● **Problem requirements**: Work through the records below, line by line, and say how many lines include "username", with nothing else.

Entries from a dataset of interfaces
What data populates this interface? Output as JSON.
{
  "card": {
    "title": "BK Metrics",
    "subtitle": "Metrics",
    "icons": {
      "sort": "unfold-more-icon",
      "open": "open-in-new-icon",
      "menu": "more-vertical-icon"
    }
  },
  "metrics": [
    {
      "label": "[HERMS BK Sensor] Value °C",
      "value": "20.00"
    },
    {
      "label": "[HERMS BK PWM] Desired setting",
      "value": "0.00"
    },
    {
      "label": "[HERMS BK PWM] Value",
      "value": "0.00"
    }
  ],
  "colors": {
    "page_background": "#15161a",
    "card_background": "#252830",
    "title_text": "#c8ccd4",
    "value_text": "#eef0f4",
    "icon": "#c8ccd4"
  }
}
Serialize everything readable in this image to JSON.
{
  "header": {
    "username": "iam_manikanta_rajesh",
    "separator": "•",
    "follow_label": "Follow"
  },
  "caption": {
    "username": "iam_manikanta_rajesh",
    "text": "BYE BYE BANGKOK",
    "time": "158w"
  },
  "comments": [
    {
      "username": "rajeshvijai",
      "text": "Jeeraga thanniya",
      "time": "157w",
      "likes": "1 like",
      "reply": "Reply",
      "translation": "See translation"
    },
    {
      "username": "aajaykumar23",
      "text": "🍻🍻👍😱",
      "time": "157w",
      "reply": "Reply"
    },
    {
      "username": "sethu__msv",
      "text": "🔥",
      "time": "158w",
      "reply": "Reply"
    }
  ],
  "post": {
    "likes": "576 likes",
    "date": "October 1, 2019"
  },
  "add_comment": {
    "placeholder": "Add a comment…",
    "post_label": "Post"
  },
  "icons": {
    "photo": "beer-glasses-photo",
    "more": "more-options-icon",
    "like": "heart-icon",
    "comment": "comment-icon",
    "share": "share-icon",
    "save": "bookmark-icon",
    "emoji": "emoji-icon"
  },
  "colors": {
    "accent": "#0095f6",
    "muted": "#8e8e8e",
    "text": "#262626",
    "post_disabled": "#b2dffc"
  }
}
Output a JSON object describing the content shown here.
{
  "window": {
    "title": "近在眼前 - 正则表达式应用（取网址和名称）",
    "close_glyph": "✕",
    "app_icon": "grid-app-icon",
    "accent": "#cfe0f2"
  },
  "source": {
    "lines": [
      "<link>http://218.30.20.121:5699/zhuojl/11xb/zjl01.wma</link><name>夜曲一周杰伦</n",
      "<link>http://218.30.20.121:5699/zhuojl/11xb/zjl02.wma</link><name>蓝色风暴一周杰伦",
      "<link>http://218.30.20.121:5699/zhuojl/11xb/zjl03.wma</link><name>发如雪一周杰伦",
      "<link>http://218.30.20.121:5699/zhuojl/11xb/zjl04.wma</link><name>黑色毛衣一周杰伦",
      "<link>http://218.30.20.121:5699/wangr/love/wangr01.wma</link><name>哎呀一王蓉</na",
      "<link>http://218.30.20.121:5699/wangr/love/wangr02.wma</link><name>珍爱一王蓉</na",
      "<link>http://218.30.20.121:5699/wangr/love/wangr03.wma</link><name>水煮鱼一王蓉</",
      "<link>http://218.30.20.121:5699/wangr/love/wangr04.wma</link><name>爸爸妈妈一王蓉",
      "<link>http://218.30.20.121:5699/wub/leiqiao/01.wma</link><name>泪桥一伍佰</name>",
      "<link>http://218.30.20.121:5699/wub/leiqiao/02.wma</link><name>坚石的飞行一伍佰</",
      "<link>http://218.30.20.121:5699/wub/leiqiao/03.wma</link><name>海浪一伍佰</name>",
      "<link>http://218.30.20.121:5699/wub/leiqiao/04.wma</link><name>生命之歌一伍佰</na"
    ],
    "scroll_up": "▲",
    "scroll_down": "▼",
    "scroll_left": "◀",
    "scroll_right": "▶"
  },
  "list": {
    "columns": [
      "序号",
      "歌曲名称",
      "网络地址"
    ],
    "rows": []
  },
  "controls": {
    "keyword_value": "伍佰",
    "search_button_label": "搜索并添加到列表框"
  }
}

● **Exercise result**: 5